=== TASK GOAL ===
All the data that follows should be repeated exactly, without a single picture.

Collection entries
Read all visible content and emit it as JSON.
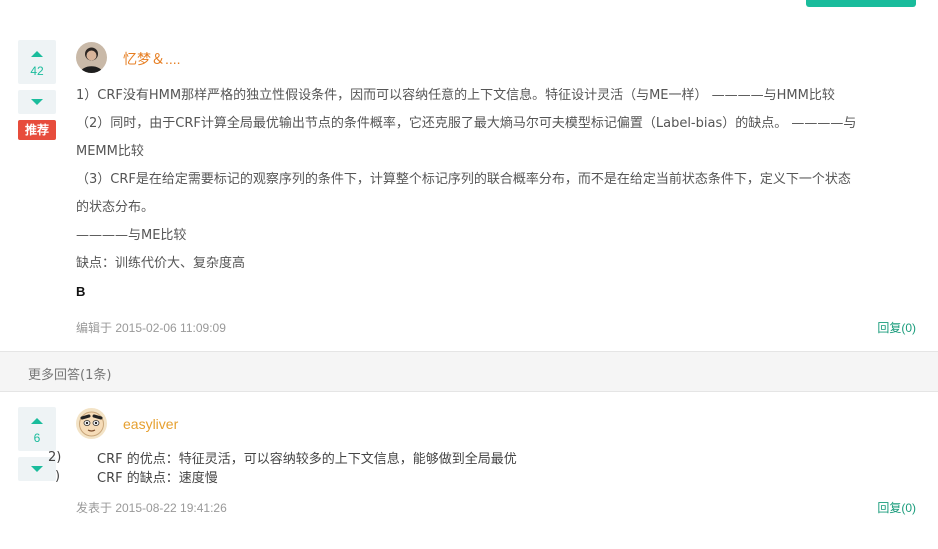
{
  "colors": {
    "accent": "#1abc9c",
    "badge": "#e74c3c",
    "user1": "#e67e22",
    "user2": "#e6a030"
  },
  "answer1": {
    "votes": "42",
    "badge": "推荐",
    "user": "忆梦＆....",
    "lines": [
      "1）CRF没有HMM那样严格的独立性假设条件，因而可以容纳任意的上下文信息。特征设计灵活（与ME一样） ————与HMM比较",
      "（2）同时，由于CRF计算全局最优输出节点的条件概率，它还克服了最大熵马尔可夫模型标记偏置（Label-bias）的缺点。 ————与",
      "MEMM比较",
      "（3）CRF是在给定需要标记的观察序列的条件下，计算整个标记序列的联合概率分布，而不是在给定当前状态条件下，定义下一个状态",
      "的状态分布。",
      "————与ME比较",
      "缺点：训练代价大、复杂度高"
    ],
    "bold_line": "B",
    "meta": "编辑于 2015-02-06 11:09:09",
    "reply": "回复(0)"
  },
  "more_answers": "更多回答(1条)",
  "answer2": {
    "votes": "6",
    "user": "easyliver",
    "side_fragments": [
      "2)",
      ")"
    ],
    "lines": [
      "CRF 的优点：特征灵活，可以容纳较多的上下文信息，能够做到全局最优",
      "CRF 的缺点：速度慢"
    ],
    "meta": "发表于 2015-08-22 19:41:26",
    "reply": "回复(0)"
  }
}
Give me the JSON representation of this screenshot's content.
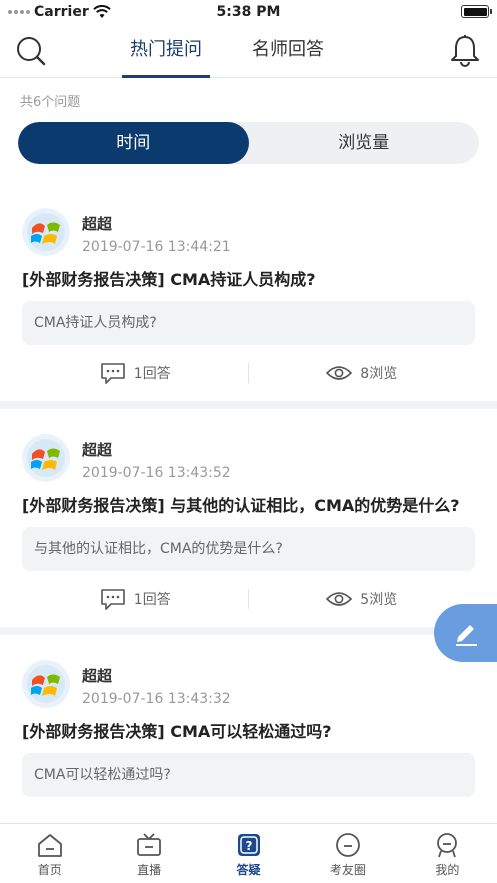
{
  "status_bar": {
    "carrier": "Carrier",
    "time": "5:38 PM"
  },
  "header": {
    "tabs": [
      {
        "label": "热门提问",
        "active": true
      },
      {
        "label": "名师回答",
        "active": false
      }
    ]
  },
  "count_text": "共6个问题",
  "sort": {
    "options": [
      "时间",
      "浏览量"
    ],
    "selected": "时间"
  },
  "questions": [
    {
      "username": "超超",
      "timestamp": "2019-07-16 13:44:21",
      "title": "[外部财务报告决策] CMA持证人员构成?",
      "body": "CMA持证人员构成?",
      "answers": "1回答",
      "views": "8浏览"
    },
    {
      "username": "超超",
      "timestamp": "2019-07-16 13:43:52",
      "title": "[外部财务报告决策] 与其他的认证相比，CMA的优势是什么?",
      "body": "与其他的认证相比，CMA的优势是什么?",
      "answers": "1回答",
      "views": "5浏览"
    },
    {
      "username": "超超",
      "timestamp": "2019-07-16 13:43:32",
      "title": "[外部财务报告决策] CMA可以轻松通过吗?",
      "body": "CMA可以轻松通过吗?",
      "answers": "",
      "views": ""
    }
  ],
  "bottom_nav": [
    {
      "label": "首页",
      "icon": "home-icon",
      "active": false
    },
    {
      "label": "直播",
      "icon": "tv-icon",
      "active": false
    },
    {
      "label": "答疑",
      "icon": "question-icon",
      "active": true
    },
    {
      "label": "考友圈",
      "icon": "circle-icon",
      "active": false
    },
    {
      "label": "我的",
      "icon": "profile-icon",
      "active": false
    }
  ],
  "colors": {
    "primary": "#0b3a6e",
    "accent": "#1d3e6e",
    "fab": "#6a9ce0"
  }
}
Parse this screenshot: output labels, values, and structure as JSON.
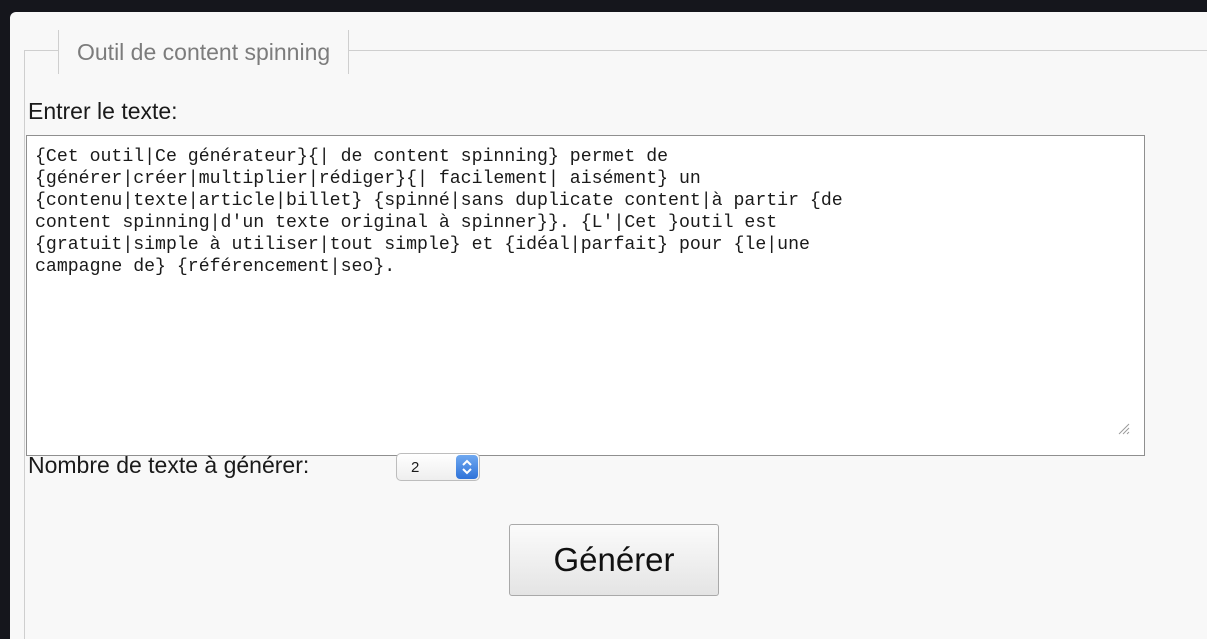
{
  "form": {
    "legend": "Outil de content spinning",
    "text_label": "Entrer le texte:",
    "text_value": "{Cet outil|Ce générateur}{| de content spinning} permet de\n{générer|créer|multiplier|rédiger}{| facilement| aisément} un\n{contenu|texte|article|billet} {spinné|sans duplicate content|à partir {de\ncontent spinning|d'un texte original à spinner}}. {L'|Cet }outil est\n{gratuit|simple à utiliser|tout simple} et {idéal|parfait} pour {le|une\ncampagne de} {référencement|seo}.",
    "count_label": "Nombre de texte à générer:",
    "count_value": "2",
    "submit_label": "Générer"
  },
  "icons": {
    "select_arrow": "updown-chevron-icon",
    "resize": "resize-grip-icon"
  },
  "colors": {
    "select_arrow": "#2f73d9"
  }
}
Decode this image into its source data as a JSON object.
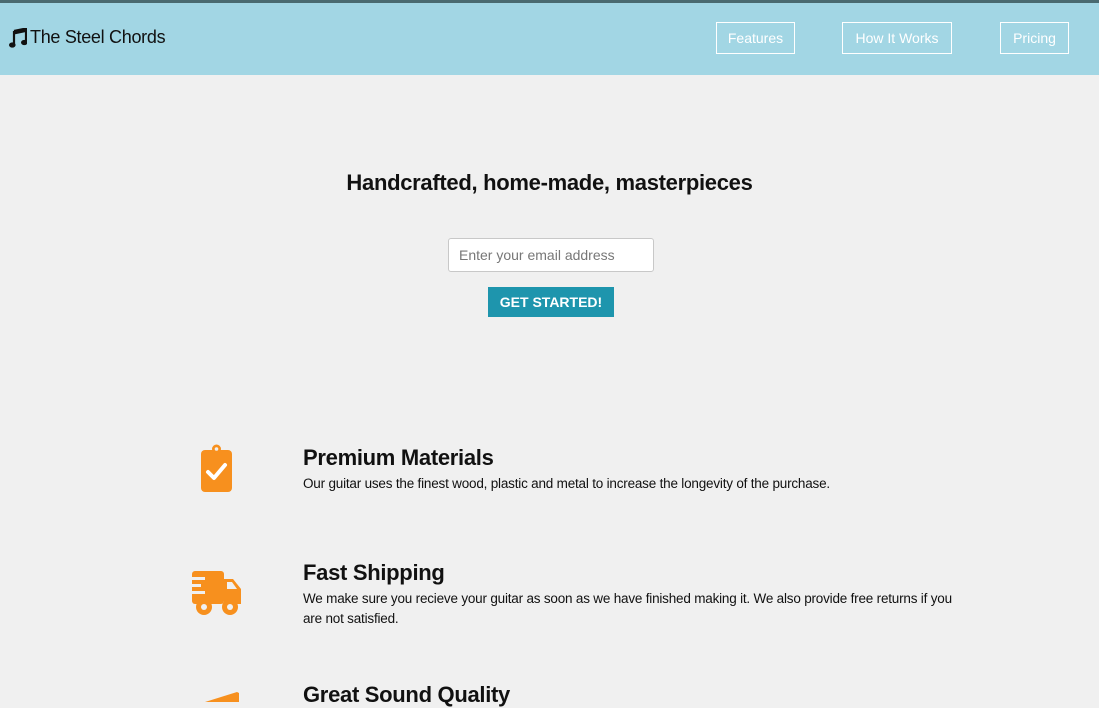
{
  "header": {
    "brand": "The Steel Chords",
    "brand_icon": "music-note-icon",
    "nav": {
      "features": "Features",
      "how_it_works": "How It Works",
      "pricing": "Pricing"
    }
  },
  "hero": {
    "title": "Handcrafted, home-made, masterpieces",
    "email_placeholder": "Enter your email address",
    "cta_label": "GET STARTED!"
  },
  "features": [
    {
      "icon": "clipboard-check-icon",
      "title": "Premium Materials",
      "description": "Our guitar uses the finest wood, plastic and metal to increase the longevity of the purchase."
    },
    {
      "icon": "shipping-truck-icon",
      "title": "Fast Shipping",
      "description": "We make sure you recieve your guitar as soon as we have finished making it. We also provide free returns if you are not satisfied."
    },
    {
      "icon": "megaphone-icon",
      "title": "Great Sound Quality",
      "description": ""
    }
  ],
  "colors": {
    "header_bg": "#a2d6e4",
    "page_bg": "#f0f0f0",
    "accent_button": "#1e95ad",
    "icon_orange": "#f7901e"
  }
}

=== RESULT ===
Read all visible content and emit it as JSON.
{
  "colors": {
    "accent": "#1abc9c",
    "badge": "#e74c3c",
    "user1": "#e67e22",
    "user2": "#e6a030"
  },
  "answer1": {
    "votes": "42",
    "badge": "推荐",
    "user": "忆梦＆....",
    "lines": [
      "1）CRF没有HMM那样严格的独立性假设条件，因而可以容纳任意的上下文信息。特征设计灵活（与ME一样） ————与HMM比较",
      "（2）同时，由于CRF计算全局最优输出节点的条件概率，它还克服了最大熵马尔可夫模型标记偏置（Label-bias）的缺点。 ————与",
      "MEMM比较",
      "（3）CRF是在给定需要标记的观察序列的条件下，计算整个标记序列的联合概率分布，而不是在给定当前状态条件下，定义下一个状态",
      "的状态分布。",
      "————与ME比较",
      "缺点：训练代价大、复杂度高"
    ],
    "bold_line": "B",
    "meta": "编辑于 2015-02-06 11:09:09",
    "reply": "回复(0)"
  },
  "more_answers": "更多回答(1条)",
  "answer2": {
    "votes": "6",
    "user": "easyliver",
    "side_fragments": [
      "2)",
      ")"
    ],
    "lines": [
      "CRF 的优点：特征灵活，可以容纳较多的上下文信息，能够做到全局最优",
      "CRF 的缺点：速度慢"
    ],
    "meta": "发表于 2015-08-22 19:41:26",
    "reply": "回复(0)"
  }
}
Give me the JSON representation of this screenshot's content.
{
  "status_bar": {
    "carrier": "Carrier",
    "time": "5:38 PM"
  },
  "header": {
    "tabs": [
      {
        "label": "热门提问",
        "active": true
      },
      {
        "label": "名师回答",
        "active": false
      }
    ]
  },
  "count_text": "共6个问题",
  "sort": {
    "options": [
      "时间",
      "浏览量"
    ],
    "selected": "时间"
  },
  "questions": [
    {
      "username": "超超",
      "timestamp": "2019-07-16 13:44:21",
      "title": "[外部财务报告决策] CMA持证人员构成?",
      "body": "CMA持证人员构成?",
      "answers": "1回答",
      "views": "8浏览"
    },
    {
      "username": "超超",
      "timestamp": "2019-07-16 13:43:52",
      "title": "[外部财务报告决策] 与其他的认证相比，CMA的优势是什么?",
      "body": "与其他的认证相比，CMA的优势是什么?",
      "answers": "1回答",
      "views": "5浏览"
    },
    {
      "username": "超超",
      "timestamp": "2019-07-16 13:43:32",
      "title": "[外部财务报告决策] CMA可以轻松通过吗?",
      "body": "CMA可以轻松通过吗?",
      "answers": "",
      "views": ""
    }
  ],
  "bottom_nav": [
    {
      "label": "首页",
      "icon": "home-icon",
      "active": false
    },
    {
      "label": "直播",
      "icon": "tv-icon",
      "active": false
    },
    {
      "label": "答疑",
      "icon": "question-icon",
      "active": true
    },
    {
      "label": "考友圈",
      "icon": "circle-icon",
      "active": false
    },
    {
      "label": "我的",
      "icon": "profile-icon",
      "active": false
    }
  ],
  "colors": {
    "primary": "#0b3a6e",
    "accent": "#1d3e6e",
    "fab": "#6a9ce0"
  }
}
Parse this screenshot: output labels, values, and structure as JSON.
{
  "form": {
    "legend": "Outil de content spinning",
    "text_label": "Entrer le texte:",
    "text_value": "{Cet outil|Ce générateur}{| de content spinning} permet de\n{générer|créer|multiplier|rédiger}{| facilement| aisément} un\n{contenu|texte|article|billet} {spinné|sans duplicate content|à partir {de\ncontent spinning|d'un texte original à spinner}}. {L'|Cet }outil est\n{gratuit|simple à utiliser|tout simple} et {idéal|parfait} pour {le|une\ncampagne de} {référencement|seo}.",
    "count_label": "Nombre de texte à générer:",
    "count_value": "2",
    "submit_label": "Générer"
  },
  "icons": {
    "select_arrow": "updown-chevron-icon",
    "resize": "resize-grip-icon"
  },
  "colors": {
    "select_arrow": "#2f73d9"
  }
}
Decode this image into its source data as a JSON object.
{
  "header": {
    "brand": "The Steel Chords",
    "brand_icon": "music-note-icon",
    "nav": {
      "features": "Features",
      "how_it_works": "How It Works",
      "pricing": "Pricing"
    }
  },
  "hero": {
    "title": "Handcrafted, home-made, masterpieces",
    "email_placeholder": "Enter your email address",
    "cta_label": "GET STARTED!"
  },
  "features": [
    {
      "icon": "clipboard-check-icon",
      "title": "Premium Materials",
      "description": "Our guitar uses the finest wood, plastic and metal to increase the longevity of the purchase."
    },
    {
      "icon": "shipping-truck-icon",
      "title": "Fast Shipping",
      "description": "We make sure you recieve your guitar as soon as we have finished making it. We also provide free returns if you are not satisfied."
    },
    {
      "icon": "megaphone-icon",
      "title": "Great Sound Quality",
      "description": ""
    }
  ],
  "colors": {
    "header_bg": "#a2d6e4",
    "page_bg": "#f0f0f0",
    "accent_button": "#1e95ad",
    "icon_orange": "#f7901e"
  }
}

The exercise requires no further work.